The truth is that influencers can partner with cannabis brands. They need to become very educated about what they are allowed to do legally and ethically. It’s also vital that they educate themselves on the policies of each social media platform.
Finally, if an influencer works with several brands, they should consider any behavioral or morality clauses. They could lose other sponsorships if they’ve agreed not to promote businesses in this category.
Promoting Non-Plant Touching Brands
Some influencers work around legal and ethical concerns by strictly collaborating with cannabis brands in the industry’s “non-plant-touching” side. These companies sell products directly or indirectly related to them. CBD, and hemp. However, their work doesn’t involve coming into contact with the actual plant or its by-products. That includes clothing, packaging, apps, games, lights, accessories, software, and tourism products affiliated with the industry.

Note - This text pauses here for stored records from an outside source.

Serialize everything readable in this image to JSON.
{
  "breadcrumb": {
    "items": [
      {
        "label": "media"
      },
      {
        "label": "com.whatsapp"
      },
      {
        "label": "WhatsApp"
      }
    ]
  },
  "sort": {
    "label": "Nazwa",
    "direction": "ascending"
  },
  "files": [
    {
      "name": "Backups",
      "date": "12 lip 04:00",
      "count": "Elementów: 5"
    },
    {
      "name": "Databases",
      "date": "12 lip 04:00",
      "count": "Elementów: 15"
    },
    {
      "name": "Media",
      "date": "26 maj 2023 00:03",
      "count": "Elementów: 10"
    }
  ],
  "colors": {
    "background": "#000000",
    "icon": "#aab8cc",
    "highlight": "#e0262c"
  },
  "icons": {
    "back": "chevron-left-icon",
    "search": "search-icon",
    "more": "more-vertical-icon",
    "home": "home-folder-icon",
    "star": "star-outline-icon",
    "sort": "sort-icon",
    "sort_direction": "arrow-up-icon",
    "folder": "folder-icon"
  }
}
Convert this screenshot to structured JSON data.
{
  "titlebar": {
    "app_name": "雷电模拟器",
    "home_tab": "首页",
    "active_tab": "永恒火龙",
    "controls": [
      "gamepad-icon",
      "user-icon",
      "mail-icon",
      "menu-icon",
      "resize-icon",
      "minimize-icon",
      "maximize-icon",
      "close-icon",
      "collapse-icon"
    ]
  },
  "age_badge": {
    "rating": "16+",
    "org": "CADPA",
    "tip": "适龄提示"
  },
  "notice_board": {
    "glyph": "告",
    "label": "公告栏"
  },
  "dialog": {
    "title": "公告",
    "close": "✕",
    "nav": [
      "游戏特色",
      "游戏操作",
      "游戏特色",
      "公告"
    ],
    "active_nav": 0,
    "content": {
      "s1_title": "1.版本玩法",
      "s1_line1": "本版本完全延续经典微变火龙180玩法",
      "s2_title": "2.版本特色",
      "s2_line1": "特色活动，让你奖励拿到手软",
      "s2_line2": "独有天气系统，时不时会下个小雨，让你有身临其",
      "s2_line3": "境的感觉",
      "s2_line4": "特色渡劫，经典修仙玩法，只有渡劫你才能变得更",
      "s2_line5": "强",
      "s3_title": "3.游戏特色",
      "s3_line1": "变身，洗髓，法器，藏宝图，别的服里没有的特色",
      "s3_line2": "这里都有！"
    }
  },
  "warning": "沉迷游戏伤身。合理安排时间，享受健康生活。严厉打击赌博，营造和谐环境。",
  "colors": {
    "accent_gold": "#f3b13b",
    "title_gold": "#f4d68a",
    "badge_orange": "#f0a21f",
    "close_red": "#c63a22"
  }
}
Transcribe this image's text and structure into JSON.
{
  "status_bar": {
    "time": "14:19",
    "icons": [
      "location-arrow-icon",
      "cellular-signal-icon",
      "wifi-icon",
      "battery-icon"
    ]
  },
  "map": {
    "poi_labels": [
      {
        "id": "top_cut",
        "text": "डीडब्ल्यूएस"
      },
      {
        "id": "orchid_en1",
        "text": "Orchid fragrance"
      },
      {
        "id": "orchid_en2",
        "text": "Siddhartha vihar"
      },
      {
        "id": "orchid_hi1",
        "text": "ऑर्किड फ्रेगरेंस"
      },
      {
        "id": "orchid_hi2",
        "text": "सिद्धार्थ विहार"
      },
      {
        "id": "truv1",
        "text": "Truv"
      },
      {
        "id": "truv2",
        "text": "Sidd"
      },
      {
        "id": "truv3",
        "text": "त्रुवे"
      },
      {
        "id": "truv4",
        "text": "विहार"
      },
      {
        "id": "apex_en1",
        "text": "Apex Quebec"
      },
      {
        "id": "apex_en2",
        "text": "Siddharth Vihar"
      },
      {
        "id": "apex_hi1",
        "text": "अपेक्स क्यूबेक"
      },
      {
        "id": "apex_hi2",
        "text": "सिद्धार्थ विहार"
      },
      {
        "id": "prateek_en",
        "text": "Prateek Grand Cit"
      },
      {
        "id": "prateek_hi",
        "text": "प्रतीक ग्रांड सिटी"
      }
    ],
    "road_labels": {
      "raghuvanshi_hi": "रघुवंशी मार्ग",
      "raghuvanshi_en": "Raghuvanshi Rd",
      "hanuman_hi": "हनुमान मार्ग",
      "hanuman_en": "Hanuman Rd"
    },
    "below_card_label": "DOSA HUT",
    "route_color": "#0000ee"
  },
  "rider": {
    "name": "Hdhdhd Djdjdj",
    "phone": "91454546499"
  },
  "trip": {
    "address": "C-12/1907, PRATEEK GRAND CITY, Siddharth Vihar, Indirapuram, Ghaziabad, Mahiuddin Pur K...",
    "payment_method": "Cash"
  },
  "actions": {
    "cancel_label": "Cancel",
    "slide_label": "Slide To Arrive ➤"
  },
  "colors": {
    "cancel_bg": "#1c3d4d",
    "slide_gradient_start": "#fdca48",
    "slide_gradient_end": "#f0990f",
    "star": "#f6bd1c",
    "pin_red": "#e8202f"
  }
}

Promoting Plant Touching Brands
If you decide to work directly with brands that do “touch the plant,” you aren’t alone. This influencer niche is growing exponentially. However, you should be prepared to take steps to mitigate any risk and understand that your account could be suspended or deleted if it gets red-flagged. Here are some tips for working successfully with cannabis and CBD brands:
- Work only with trustworthy brands verified by platforms like Just Go Viral.
- Consider marking your account as 18+ or 21+ depending on the platform.
- Be sure to promote brands and products but not the sale of those products.
- Don’t respond to DM engagement about weed products.
- Edit your bio so that it doesn’t include mention of sales of any kind.
- Think twice about posting pictures of yourself using cannabis products, even if they are legal where you are.
For example, if you post a picture of a “pre-roll” still in its packaging along with a positive review of the product, you are probably okay. If you post a picture of yourself smoking the pre-roll with a post encouraging people to buy the product, you could face some issues.
Keep in mind that all of this is a grey area for social media platforms, as well. Many are still hammering out their policies, and the algorithms are imperfect. The truth is that there are influencers who have been directly promoting the sale of such products without ever being sanctioned. Some influencers have been banned from platforms for much less harmful activities. The point is that influences take a risk when engaging with the cannabis industry.
Building a Following as a Weed Or Cannabis Influencer
Its brands are just as selective as other companies when it comes to working with influencers. They are looking for established influencers with a large audience that is likely to use these products. In the case of weed influencing, engagement and trust are often more important than follower metrics. A successful cannabis influencer will spend quite a bit of time relationship building and nurturing their following.
Networking is critical, as well.
Brands want to work with people who are already part of the cannabis community. Most don’t have time or resources to get influencers in other niches up to speed. Connect with other weed influencers, showcase cannabis on non-promotional posts, and learn as much as you can about cannabis advocacy.
Final Thoughts: Be Prepared for the Future
If influencers decide to hold out on working with cannabis brands, that’s completely understandable. However, keep looking to the future. There’s a chance that before long, promoting cannabis will be no different than promoting any other product.